Problem to work on —
Each line of the listing that contains the word "chevron" is to be copied.

Data provided —
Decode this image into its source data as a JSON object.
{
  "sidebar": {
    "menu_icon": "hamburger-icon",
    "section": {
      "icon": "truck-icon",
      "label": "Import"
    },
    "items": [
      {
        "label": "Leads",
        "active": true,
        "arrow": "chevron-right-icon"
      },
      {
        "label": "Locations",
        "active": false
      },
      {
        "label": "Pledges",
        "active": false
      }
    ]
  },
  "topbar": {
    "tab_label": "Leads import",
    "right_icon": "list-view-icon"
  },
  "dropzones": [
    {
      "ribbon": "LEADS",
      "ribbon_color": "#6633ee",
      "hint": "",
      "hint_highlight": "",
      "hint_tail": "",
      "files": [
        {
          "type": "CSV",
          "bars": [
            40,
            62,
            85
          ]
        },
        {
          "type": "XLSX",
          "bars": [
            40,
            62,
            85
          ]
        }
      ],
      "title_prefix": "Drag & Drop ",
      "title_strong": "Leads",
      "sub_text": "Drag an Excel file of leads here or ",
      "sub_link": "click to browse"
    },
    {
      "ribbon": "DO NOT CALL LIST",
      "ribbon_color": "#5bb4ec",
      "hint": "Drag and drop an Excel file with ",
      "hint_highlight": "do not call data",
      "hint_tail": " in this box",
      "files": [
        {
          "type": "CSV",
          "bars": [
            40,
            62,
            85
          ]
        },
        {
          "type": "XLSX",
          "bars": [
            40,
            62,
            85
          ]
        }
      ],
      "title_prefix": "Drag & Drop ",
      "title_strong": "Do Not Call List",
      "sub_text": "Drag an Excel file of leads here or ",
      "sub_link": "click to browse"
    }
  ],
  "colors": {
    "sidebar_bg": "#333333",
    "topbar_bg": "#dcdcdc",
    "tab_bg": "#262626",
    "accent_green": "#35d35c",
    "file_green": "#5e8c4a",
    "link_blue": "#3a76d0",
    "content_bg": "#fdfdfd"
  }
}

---

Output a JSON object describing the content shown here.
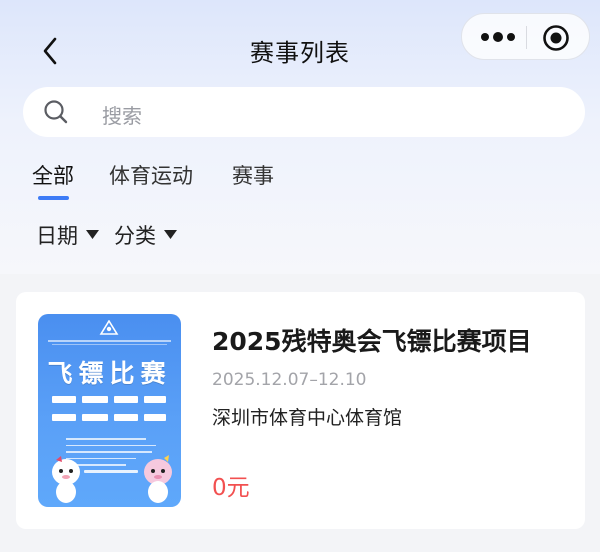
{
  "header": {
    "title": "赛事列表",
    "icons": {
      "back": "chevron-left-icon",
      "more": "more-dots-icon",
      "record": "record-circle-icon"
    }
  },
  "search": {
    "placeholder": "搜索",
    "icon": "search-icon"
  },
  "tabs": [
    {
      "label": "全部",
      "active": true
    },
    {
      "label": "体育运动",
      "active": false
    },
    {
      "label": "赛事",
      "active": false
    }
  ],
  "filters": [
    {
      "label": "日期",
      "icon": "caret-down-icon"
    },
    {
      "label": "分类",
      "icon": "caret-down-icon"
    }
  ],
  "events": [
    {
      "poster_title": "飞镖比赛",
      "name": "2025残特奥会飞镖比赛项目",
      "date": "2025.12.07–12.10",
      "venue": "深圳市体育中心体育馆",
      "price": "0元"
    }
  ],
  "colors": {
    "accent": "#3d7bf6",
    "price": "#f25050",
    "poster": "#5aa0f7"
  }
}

Written response —
        "arrow": "chevron-right-icon"
      "back": "chevron-left-icon",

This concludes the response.